05/20/2010 05:12 am ET Updated May 25, 2011

In Defense of Sausage

Some have likened the legislative process to making sausage. Understand this analogy was not meant to be flattering, but sometimes this process works better than you think...and people do like sausage. I think this is what is happening on Capitol Hill this week.

After leaving an intense, hastily called, late-night meeting (before its 2:30AM conclusion), I had a sleepless night before returning for another meeting with the same cast Saturday morning.

It was but one of many dramas occurring around the Capitol - in offices, in restaurants, in nooks and crannies - throughout most of the last 48 hours. It is ironic that my 15 months of intense work on health care, along with so many of my colleagues, comes down to this.

As I write this, despite the late meetings and sleepless nights, I am actually feeling good about where we are and what's going to happen.

I know that it is very hard for people outside of the Capitol to keep track of the developments that have occurred over these last few days, much less make sense of them. The fact is that the process here, for all of its frustrations and inefficiencies, is in fact working like it was designed to do. After more than a year of being in the middle of this drama, I am satisfied that a clear outline for fundamental reform for America's flawed health system is emerging. There is greater understanding inside and outside of government.

While we have the greatest health care in the world, the "greatness" is only available for some: those who can afford and navigate the system. For most Americans, however, our health care system is too expensive, the results uneven, too many are denied access, and the results for average Americans are mediocre. We get sick more often and longer, die sooner and pay far more for the privilege than most other countries that I hear opponents of reform vilify.

Our bill will expand access to over 30 million who currently do not have coverage. The insurance that everybody has will be better, eliminating some of the artificial dollar limits. Americans will no longer go bankrupt from medical costs. Over the next few years, insurance protections will be even stronger, the tyranny of being denied coverage for pre-existing conditions or being chained to a job for fear of losing your coverage will be eliminated.

Perhaps most important, we are on a path to save Medicare from collapse by empowering the government to study and then implement a system that rewards value, not just volume with tests and procedures. There will be new tools for the federal government to ensure equity and innovation that will put us on a path to save over a trillion dollars in the next 20 years. It puts us on a path to prevent Medicare from collapsing and eliminates the biggest fiscal threat to America's stability.

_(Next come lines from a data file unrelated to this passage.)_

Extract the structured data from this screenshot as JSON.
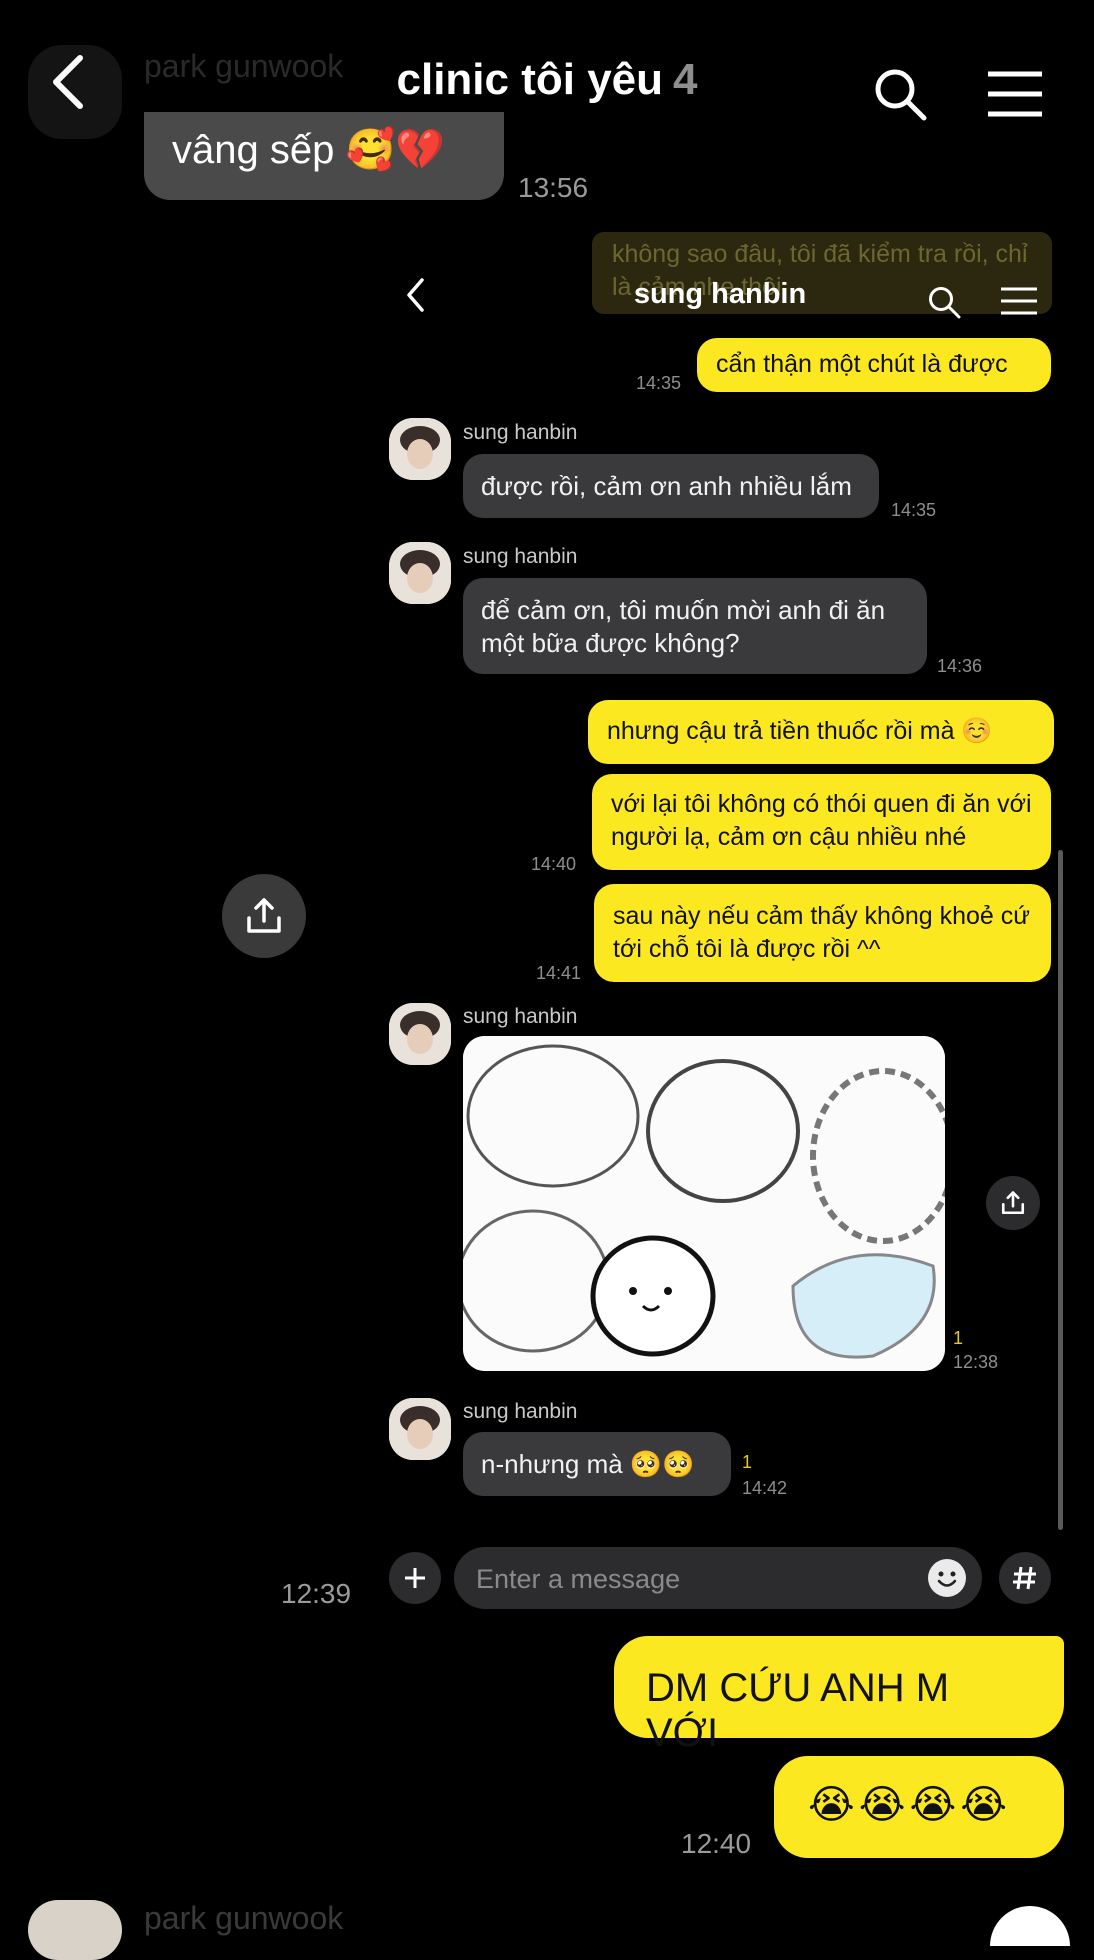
{
  "outer": {
    "title": "clinic tôi yêu",
    "member_count": "4",
    "ghost_sender_top": "park gunwook",
    "ghost_sender_bottom": "park gunwook",
    "grey_bubble_text": "vâng sếp 🥰💔",
    "grey_bubble_time": "13:56",
    "time_1": "12:39",
    "time_2": "12:40",
    "yellow_bubble_1": "DM CỨU ANH M VỚI",
    "yellow_bubble_2": "😭😭😭😭"
  },
  "inner": {
    "title": "sung hanbin",
    "ghost_message": "không sao đâu, tôi đã kiểm tra rồi, chỉ là cảm nhẹ thôi",
    "messages": [
      {
        "text": "cẩn thận một chút là được",
        "time": "14:35"
      },
      {
        "sender": "sung hanbin",
        "text": "được rồi, cảm ơn anh nhiều lắm",
        "time": "14:35"
      },
      {
        "sender": "sung hanbin",
        "text": "để cảm ơn, tôi muốn mời anh đi ăn một bữa được không?",
        "time": "14:36"
      },
      {
        "text": "nhưng cậu trả tiền thuốc rồi mà ☺️"
      },
      {
        "text": "với lại tôi không có thói quen đi ăn với người lạ, cảm ơn cậu nhiều nhé",
        "time": "14:40"
      },
      {
        "text": "sau này nếu cảm thấy không khoẻ cứ tới chỗ tôi là được rồi ^^",
        "time": "14:41"
      },
      {
        "sender": "sung hanbin",
        "unread": "1",
        "time": "12:38"
      },
      {
        "sender": "sung hanbin",
        "text": "n-nhưng mà 🥺🥺",
        "unread": "1",
        "time": "14:42"
      }
    ],
    "input_placeholder": "Enter a message"
  },
  "colors": {
    "accent_yellow": "#fce820",
    "bubble_grey": "#3a3a3c",
    "background": "#000000"
  },
  "icons": [
    "back-icon",
    "search-icon",
    "menu-icon",
    "share-icon",
    "plus-icon",
    "emoji-icon",
    "hash-icon"
  ]
}
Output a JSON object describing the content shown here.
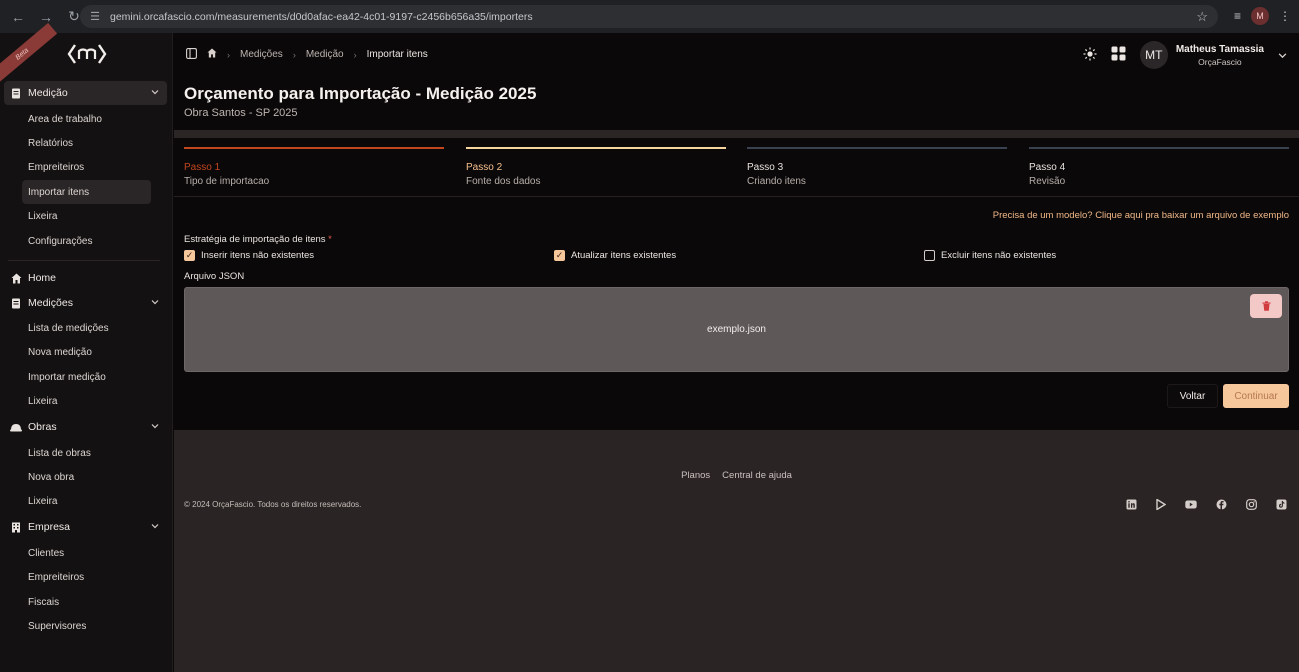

There is a certain amount of irony that the uniform Republican opposition actually made the bill worse. By following leader Boehner's admonition in March of '09 that his party should not be legislators, but communicators, they took themselves out of the game in the House and the Senate. True bipartisan legislation has a cushion that enables it to resist efforts from a small minority - and even a single member - to extract their pound of flesh and be granted special treatment. Across the board Republican opposition empowered every single member, for a bill that has come down to one or two votes, to have a moment in the sun. It gave them maximum leverage, and it would be surprising to not see people try and exercise it. On balance the fact that the legislation does so much good - controls cost, creates a new path and creates instant benefits for the American public - is remarkable.

It is also striking how the legislation, despite all the heated rhetoric from opponents (most of it wildly inaccurate), is quite moderate. It relies heavily on the private sector and existing insurance industry. While it does not make progress as fast or at a level as ambitious as I have fought for this year, it does have the key elements: access, cost containment, and insurance reform, which will put us on a path critical to our physical and economic health in the years ahead.

Tomorrow I will be voting on a bill that will be the fundamental foundation for health care results that are as good as what other countries have, and will put us miles ahead of what we have today. It will give Americans more coverage and rescue Medicare from collapse. At a time when the federal government provides $.50 of every dollar for health care, it's time that we exercise our full ability to make that money and that authority work for all Americans.